Milton has always had a lot to sing about. He would even perform on stage. But one day, the singing stopped.
Milton Newman, misdiagnosed with Alzheimer’s: “When I heard the word ‘Alzheimer’s,’ I was ready to die. To me, Alzheimer’s was a death sentence.”
For eighteen-years, Phyllis watched her husband fade away.
But then they learned about another disease that looks like Alzheimer’s but is much more treatable. It’s called Normal Pressure Hydrocephalus – also known as NPH.
Harold Rekate, M.D. neurosurgeon: “Because it’s a plumbing problem, your spinal fluid builds up in your brain and causes it to become squeezed.”
To help Milton, Doctor Harold Rekate simply drained the extra fluid. He says NPH can be detected on scans or by performing a spinal tap. But knowing the difference between Alzheimer’s and NPH is also key.
Alzheimer’s patients are irrational, disoriented, and forgetful. Patients with NPH shuffle when they walk, experience mild memory loss, and are often incontinent.

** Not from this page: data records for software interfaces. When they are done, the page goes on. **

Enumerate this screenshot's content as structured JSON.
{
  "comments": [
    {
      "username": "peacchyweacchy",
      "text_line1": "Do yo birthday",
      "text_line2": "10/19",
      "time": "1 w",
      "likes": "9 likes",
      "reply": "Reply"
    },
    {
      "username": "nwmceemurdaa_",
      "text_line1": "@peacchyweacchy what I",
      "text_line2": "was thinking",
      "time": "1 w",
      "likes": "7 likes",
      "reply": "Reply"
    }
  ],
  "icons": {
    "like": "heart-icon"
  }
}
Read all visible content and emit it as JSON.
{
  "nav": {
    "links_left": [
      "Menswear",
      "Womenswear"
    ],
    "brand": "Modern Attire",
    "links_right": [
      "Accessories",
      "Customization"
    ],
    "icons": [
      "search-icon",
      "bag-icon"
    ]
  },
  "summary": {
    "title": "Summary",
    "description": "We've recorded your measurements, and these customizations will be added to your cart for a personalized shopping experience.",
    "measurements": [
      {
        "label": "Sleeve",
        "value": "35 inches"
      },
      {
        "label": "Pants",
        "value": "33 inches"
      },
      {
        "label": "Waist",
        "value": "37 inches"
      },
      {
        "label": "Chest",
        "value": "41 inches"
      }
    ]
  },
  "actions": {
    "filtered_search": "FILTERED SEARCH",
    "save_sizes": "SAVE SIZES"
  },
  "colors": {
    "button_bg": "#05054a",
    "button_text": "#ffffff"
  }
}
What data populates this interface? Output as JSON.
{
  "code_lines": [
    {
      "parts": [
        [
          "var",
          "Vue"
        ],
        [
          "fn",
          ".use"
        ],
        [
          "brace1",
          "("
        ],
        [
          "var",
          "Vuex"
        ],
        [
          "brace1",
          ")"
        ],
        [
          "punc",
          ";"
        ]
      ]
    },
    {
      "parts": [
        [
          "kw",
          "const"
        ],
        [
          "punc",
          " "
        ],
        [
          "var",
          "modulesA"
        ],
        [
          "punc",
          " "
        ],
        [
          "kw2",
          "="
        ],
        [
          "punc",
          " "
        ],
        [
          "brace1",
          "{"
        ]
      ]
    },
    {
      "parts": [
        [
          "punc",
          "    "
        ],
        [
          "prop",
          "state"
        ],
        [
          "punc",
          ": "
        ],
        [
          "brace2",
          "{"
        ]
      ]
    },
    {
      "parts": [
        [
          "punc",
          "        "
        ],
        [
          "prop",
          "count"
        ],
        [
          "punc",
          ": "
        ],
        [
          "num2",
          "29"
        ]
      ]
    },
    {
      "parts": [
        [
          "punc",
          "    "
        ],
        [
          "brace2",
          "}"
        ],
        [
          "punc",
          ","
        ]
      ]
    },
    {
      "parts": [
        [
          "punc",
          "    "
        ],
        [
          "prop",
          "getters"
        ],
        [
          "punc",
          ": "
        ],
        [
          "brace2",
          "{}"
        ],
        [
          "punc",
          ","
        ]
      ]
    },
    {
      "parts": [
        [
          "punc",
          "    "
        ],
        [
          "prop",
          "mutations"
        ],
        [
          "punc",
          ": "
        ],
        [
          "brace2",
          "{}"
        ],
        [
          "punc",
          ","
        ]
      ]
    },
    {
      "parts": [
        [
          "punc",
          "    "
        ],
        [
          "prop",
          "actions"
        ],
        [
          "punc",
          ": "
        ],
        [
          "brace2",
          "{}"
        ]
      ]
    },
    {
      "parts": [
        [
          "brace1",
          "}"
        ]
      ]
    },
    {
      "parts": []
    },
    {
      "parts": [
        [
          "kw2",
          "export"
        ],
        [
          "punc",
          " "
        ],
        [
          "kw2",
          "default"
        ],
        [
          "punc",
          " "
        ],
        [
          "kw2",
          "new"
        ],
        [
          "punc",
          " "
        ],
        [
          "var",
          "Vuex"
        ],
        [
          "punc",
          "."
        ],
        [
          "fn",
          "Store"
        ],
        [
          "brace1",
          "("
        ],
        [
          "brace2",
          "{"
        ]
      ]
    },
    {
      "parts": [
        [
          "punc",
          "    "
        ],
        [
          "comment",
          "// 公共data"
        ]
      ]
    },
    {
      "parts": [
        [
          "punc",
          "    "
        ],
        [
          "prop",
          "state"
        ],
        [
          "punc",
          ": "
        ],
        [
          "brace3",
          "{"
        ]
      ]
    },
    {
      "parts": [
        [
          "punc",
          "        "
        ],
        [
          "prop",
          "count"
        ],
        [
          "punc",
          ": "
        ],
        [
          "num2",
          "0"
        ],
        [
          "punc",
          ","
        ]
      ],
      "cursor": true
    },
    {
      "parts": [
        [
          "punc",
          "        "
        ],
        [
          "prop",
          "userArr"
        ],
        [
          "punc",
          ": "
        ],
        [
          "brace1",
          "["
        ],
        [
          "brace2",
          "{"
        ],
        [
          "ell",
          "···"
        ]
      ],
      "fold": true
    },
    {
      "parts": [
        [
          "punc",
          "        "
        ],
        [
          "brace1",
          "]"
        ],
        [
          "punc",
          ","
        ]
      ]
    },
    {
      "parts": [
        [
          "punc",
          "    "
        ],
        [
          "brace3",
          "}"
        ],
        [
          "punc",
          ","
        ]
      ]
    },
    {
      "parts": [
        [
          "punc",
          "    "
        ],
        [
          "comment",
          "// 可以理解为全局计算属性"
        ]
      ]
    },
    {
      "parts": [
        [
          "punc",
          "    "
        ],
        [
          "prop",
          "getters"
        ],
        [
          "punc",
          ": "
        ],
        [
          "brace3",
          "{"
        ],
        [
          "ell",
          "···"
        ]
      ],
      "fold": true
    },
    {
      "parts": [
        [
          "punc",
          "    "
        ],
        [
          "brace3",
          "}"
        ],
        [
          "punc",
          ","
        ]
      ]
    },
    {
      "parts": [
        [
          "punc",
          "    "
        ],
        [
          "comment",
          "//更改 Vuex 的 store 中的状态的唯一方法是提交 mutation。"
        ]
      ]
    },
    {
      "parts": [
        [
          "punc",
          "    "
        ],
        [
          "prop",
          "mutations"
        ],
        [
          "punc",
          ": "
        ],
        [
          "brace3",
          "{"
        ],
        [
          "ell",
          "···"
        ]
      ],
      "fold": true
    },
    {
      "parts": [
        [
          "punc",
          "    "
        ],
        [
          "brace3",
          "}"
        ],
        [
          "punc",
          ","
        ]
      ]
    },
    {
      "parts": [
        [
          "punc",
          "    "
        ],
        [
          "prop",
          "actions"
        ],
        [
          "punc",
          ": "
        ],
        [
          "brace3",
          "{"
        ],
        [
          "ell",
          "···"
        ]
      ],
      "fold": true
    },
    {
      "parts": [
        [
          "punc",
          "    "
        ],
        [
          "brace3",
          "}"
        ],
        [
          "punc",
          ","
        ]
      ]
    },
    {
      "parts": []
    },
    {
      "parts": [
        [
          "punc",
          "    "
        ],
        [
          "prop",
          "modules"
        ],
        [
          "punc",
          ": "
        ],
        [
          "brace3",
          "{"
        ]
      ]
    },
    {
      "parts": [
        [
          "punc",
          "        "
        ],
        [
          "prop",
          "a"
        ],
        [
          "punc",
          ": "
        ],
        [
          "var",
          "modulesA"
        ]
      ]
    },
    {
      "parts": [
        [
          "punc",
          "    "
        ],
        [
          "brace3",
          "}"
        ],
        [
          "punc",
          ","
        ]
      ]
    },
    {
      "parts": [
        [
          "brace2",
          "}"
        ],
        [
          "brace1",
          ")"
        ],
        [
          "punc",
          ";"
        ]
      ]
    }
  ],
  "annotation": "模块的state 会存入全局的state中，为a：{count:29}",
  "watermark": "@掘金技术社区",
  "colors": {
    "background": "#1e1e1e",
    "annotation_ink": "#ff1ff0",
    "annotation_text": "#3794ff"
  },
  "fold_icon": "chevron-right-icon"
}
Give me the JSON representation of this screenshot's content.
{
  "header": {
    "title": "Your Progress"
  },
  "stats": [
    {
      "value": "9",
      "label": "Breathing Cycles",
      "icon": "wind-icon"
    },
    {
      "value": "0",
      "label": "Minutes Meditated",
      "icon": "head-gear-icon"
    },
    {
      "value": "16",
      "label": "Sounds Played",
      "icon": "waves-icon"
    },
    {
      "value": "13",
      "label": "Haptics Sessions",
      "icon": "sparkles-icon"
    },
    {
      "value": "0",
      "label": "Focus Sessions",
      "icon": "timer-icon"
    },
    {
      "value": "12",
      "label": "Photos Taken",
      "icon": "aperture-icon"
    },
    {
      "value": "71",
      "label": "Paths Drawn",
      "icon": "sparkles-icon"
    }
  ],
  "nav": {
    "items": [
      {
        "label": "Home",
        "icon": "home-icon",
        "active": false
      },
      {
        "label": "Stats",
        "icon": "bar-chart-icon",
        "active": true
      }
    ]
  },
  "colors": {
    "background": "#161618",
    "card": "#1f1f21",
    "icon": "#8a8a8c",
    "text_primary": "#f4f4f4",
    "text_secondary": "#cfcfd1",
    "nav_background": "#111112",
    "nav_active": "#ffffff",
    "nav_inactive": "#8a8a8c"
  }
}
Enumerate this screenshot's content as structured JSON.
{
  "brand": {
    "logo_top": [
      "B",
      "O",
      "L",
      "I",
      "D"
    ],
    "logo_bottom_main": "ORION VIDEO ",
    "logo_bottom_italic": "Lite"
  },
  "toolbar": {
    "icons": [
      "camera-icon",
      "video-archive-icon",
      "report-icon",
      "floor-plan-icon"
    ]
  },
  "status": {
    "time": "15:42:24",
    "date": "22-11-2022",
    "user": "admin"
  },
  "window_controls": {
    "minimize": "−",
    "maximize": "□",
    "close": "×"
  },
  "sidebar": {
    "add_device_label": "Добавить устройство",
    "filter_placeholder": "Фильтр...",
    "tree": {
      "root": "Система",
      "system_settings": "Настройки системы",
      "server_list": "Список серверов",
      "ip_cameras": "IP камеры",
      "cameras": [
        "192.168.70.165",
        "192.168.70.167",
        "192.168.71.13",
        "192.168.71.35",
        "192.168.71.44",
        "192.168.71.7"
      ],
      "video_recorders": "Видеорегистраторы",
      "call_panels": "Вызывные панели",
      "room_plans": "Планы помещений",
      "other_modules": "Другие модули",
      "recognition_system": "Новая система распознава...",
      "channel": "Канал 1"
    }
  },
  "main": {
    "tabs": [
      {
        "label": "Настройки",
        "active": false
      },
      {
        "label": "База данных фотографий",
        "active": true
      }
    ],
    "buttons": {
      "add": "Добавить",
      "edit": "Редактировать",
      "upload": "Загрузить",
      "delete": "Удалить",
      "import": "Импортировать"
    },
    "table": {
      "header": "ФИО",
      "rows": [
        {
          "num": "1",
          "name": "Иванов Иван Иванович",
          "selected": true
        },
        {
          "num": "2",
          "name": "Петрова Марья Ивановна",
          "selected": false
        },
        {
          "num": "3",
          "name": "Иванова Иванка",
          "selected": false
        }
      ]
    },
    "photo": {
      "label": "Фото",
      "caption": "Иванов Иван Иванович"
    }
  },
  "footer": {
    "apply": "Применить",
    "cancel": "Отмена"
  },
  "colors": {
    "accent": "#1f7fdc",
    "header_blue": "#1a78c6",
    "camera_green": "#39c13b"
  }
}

Knowing these signs could save a loved one’s life.
Harold Rekate, M.D. neurosurgeon: “If I see somebody in a restaurant who is shuffling like this in his 60’s or 70’s, you know, I want to go up and grab him and tell him, ‘I can help you.'”
Just as he helped Milton.
Phyllis Newman, Milton’s wife: “Everything improved. He started to be more like himself.”
Milton Newman, misdiagnosed with Alzheimer’s: “I have something that I can live for.”
And now, he has even more to sing about. Researchers say there may be more than 35,000-people in the US who have been misdiagnosed or don’t know they have normal pressure hydrocephalus.
Worse still, on average, it takes seven-to-nine years for most people to realize they have NPH and not Alzheimer’s.